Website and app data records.
######
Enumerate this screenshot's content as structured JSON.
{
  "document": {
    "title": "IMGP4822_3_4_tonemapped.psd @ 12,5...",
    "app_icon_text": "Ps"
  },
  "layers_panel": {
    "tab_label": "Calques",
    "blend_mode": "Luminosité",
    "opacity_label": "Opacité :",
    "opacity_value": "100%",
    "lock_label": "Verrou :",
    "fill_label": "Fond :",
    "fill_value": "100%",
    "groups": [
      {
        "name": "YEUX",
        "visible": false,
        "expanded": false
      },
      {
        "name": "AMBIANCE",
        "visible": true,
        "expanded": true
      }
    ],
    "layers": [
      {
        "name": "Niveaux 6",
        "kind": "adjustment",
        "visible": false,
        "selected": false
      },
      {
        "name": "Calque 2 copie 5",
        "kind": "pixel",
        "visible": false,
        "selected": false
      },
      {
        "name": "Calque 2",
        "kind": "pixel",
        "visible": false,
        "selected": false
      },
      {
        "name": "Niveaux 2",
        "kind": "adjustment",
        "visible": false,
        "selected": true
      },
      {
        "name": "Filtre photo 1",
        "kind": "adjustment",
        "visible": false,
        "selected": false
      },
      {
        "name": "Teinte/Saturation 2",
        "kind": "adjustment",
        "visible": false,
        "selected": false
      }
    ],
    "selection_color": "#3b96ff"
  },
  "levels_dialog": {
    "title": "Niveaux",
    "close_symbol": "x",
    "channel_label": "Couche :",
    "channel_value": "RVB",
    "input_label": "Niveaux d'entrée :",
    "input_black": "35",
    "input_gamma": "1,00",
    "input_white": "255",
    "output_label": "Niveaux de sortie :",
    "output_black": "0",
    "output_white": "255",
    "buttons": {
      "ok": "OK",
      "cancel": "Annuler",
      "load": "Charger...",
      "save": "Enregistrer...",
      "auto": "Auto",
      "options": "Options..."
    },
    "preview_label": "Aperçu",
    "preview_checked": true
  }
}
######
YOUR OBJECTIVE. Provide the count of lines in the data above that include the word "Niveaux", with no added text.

ANSWER BOX. 5